"The goal is to provide an end-to-end solution for social services agencies," Singh said. "It's part of our ongoing vertical industry specialization, which incorporates Oracle's ERP and Siebel CRM functionality into editions for financial services, insurance, health care, communications and media, and so on." Singh denied the vertical industry strategy was initiated by the 2005 acquisition of Siebel's CRM business, which had a vertical industry focus prior to joining Oracle. "It's more than just backfilling Seibel's vertical market CRM apps with Oracle's ERP functionality. Oracle applications were focusing on vertical industries several years before 2005."

According to Singh, Oracle will offer the first packaged software solution for social services agencies with a case management application that will use the Haley business rules engine to make eligibility determinations. Singh explained that public sector social service agencies are using software to automate entitlements since they have limited resources to serve a growing constituency and they need to administer and distribute entitlements consistently. Haley's policy automation platform can also translate legislation and policies into defined, automated rules that can be deployed in an application.
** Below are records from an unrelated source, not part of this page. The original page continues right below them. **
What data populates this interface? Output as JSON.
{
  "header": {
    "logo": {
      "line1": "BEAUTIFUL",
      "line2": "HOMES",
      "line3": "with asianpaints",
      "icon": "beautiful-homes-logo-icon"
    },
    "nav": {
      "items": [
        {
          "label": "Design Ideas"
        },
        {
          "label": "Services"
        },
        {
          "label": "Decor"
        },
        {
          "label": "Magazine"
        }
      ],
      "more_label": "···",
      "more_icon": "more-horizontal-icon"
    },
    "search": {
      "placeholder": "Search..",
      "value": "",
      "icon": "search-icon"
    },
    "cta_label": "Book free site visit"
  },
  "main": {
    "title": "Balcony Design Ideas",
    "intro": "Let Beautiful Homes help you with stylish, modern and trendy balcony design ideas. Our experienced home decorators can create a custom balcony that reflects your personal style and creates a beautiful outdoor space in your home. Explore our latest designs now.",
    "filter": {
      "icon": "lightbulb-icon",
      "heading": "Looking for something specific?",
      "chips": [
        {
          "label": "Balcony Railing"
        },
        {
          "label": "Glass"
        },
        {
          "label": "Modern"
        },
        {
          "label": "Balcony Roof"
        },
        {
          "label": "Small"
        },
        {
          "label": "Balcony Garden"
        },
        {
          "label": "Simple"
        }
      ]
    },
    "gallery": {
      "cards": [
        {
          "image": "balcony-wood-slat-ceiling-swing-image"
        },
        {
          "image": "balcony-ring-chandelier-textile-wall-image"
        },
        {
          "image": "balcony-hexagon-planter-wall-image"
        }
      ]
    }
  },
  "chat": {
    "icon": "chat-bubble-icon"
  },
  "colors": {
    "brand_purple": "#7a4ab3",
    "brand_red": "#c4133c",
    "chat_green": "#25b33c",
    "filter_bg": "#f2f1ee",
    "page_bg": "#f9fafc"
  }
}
Oracle President Charles Phillips echoed Singh's point in a separate sit-down interview last Friday. "Governments and businesses face significant operating challenges nowadays with demographic shifts, globalization and budget constraints," Phillips said. "The Haley technology is important since it simplifies the process of managing complex legislative and business policies." In a wide-ranging interview, Phillips explained the business value to Oracle customers of the upcoming release of Oracle's next-generation Fusion suite of applications, which features tightly integrated business analytics and collaboration based on Web 2.0 technologies, such as unified communications, wikis, and instant messaging. "We're giving our customers this Web 2.0 functionality for the cost of keeping their maintenance contracts current." Philips said he expects Oracle's Fusion Apps will be a "game-changer," especially compared with SAP's strategy of evolving its current ERP release piece by piece. Phillips also said he and other top Oracle management had been in contact with key members of president-elect Obama's leadership team since before the election, but declined to speculate on Obama's choice of a federal CTO.